For me, it was a tricky one. I’ve always distrusted nationalism, it’s been part of my DNA since I studied the 1930s. And when that was combined with an equal understanding of imperialism, I found the very concept of English Nationalism an almost bitter pill to swallow. Imperialism, Fascism, Mussolini, Stalin, Palmerston, Churchill, Gandhi, the Irish Struggle, South Africa....all of these had conspired to make the very concept of nationalism in my contexts risible. I had been brought up in the very cornerstone of all that I loathed.

Times, though, they move on. In a globalised world, run by remote corporates, we are all internationalists now. The world is international. No, we certainly don’t have the international socialism that I at one time dreamed of, dreams badly disturbed when I tried to rub out the tale of the Kronstadt sailors; but we certainly have a world order. Where Apple and not Trotsky is in charge.

But, within this hugeness, all of us look for identity. To whom do we belong? With whom do we communicate, empathise? Where are our roots? What is this place that I call home?

Which is, crudely, what the Scots have done. And they are glorying in it, massively re-asserting themselves. They look back and remember the steam engine, the telephone, the television, radar, pencillin, Burns, Stevenson, Scott, the medics in Edinburgh, the Black Watch, the Argyll and Sutherland Highlanders....my God, their contribution to the ‘British success’ was greater than that of the South East of England. And they say, loudly and with ever-increasing power, ‘we can make it on our own – no problem’

I envy them. Of course I know it’s not uniform – Shetland would rather be with Norway and the Lowlands are all a-quiver, still genuflecting to the Lairds that still live there.
And nor are they ‘socialist’: some of them are, some of them are not. They lean to the Scandinavian models, as so many of us do. But it’s their identity that they are asserting.

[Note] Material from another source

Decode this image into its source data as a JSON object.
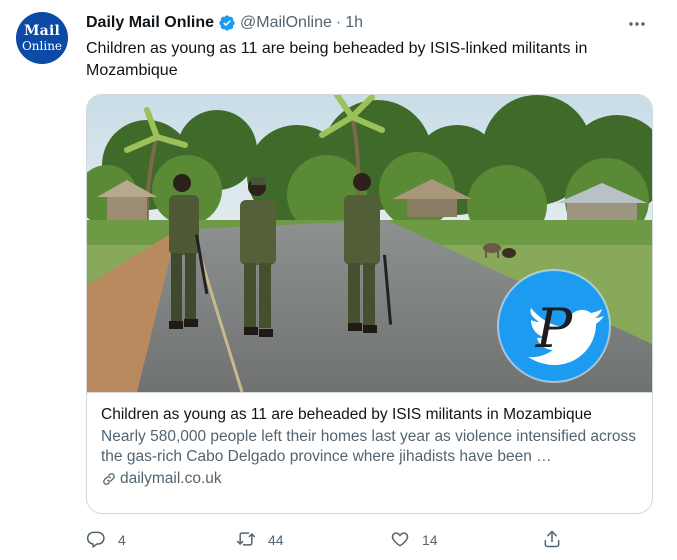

But I envy them most of all because I think that their community is just the right size to make sense in the era of globalisation: whereas my England is torn to pieces; and I, in the north, feel far more empathy with Dublin and Glasgow than I do with Basingstoke, Haywards Heath and Richmond.

Re: How To Vote?

PostPosted: Wed May 13, 2015 11:07 pm
by NormanD
Pete, I'm not sure which part of my last post you disagree with. I don't deny any of your comments about an enhanced political mood in Scotland, and a feeling for 'independence' (I put it like that because expectations and hopes certainly outstrip the constitutional reality). I stand by my view of what the SNP is to me, politically at least. And also my comments on the S Labour Party, or what might be now left of it.